Judy’s passion for cooking began with helping her grandmother make raisin oatmeal for breakfast. From there she earned her first food service job at 15, was accepted to the world famous Culinary Institute of America at 18 (where she graduated second in her class), and went on to the Fachschule Richemont in Switzerland where she focused on pastry arts and baking. But after learning that the quality of a croissant directly varies with how much butter it has, Judy sought to challenge herself by coming up with recipes that were as healthy as they were tasty.
Judy received The Culinary Institute of America’s Pro Chef II certification, the American Culinary Federation Bronze Medal, Gold Medal, and ACF Chef of the Year. Her enthusiasm for eating nutritiously and deliciously leads her to constantly innovate and use the latest in nutritional science to guide her creativity, from putting new twists on fajitas to adapting Italian brownies to include ingredients like toasted nuts and cooked honey.

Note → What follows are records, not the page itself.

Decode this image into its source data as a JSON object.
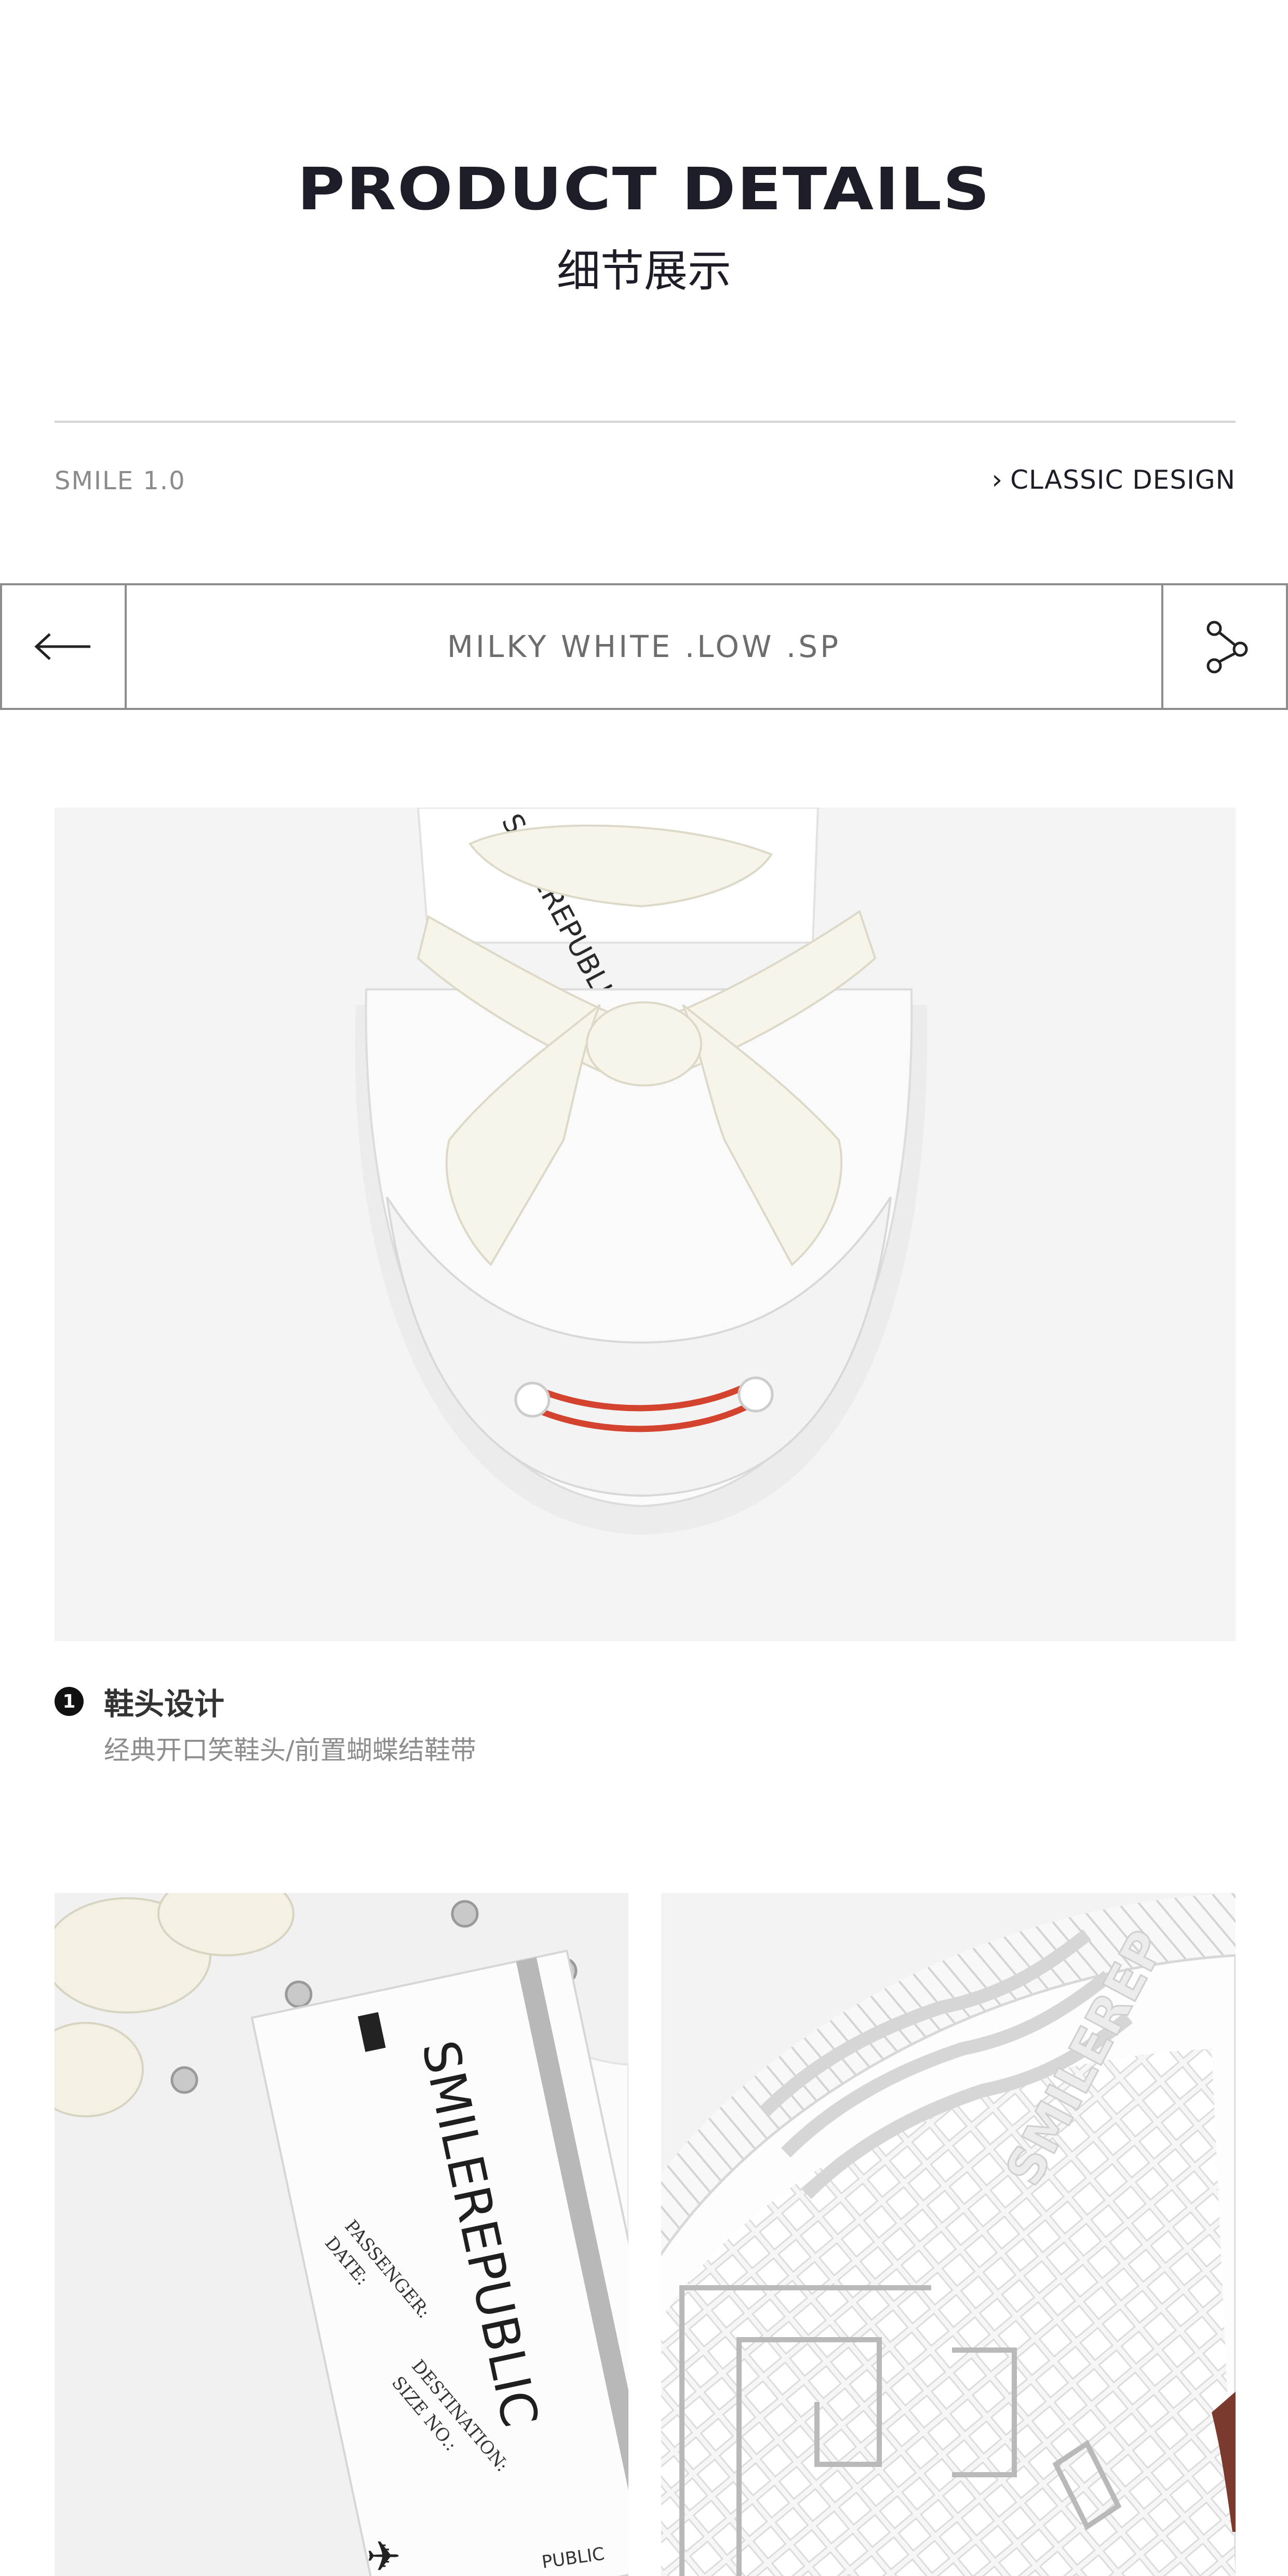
{
  "header": {
    "title_en": "PRODUCT DETAILS",
    "title_cn": "细节展示",
    "series": "SMILE 1.0",
    "design_link": "CLASSIC DESIGN"
  },
  "navbar": {
    "title": "MILKY WHITE .LOW .SP",
    "back_icon": "arrow-left-icon",
    "share_icon": "share-icon"
  },
  "hero_photo": {
    "tongue_label": "SMILEREPUBLIC"
  },
  "caption": {
    "number": "1",
    "title": "鞋头设计",
    "description": "经典开口笑鞋头/前置蝴蝶结鞋带"
  },
  "tag_photo": {
    "brand": "SMILEREPUBLIC",
    "passenger": "PASSENGER:",
    "date": "DATE:",
    "destination": "DESTINATION:",
    "size": "SIZE NO.:",
    "small": "PUBLIC"
  },
  "sole_photo": {
    "brand": "SMILEREP"
  },
  "colors": {
    "title": "#1d1d27",
    "border": "#8e8e8e",
    "smile_red": "#d4432e",
    "photo_bg": "#f4f4f4"
  }
}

Judy’s publishing company, Food and Health Communications, is dedicated to her vision that everyone can make food that tastes as good as it is for you.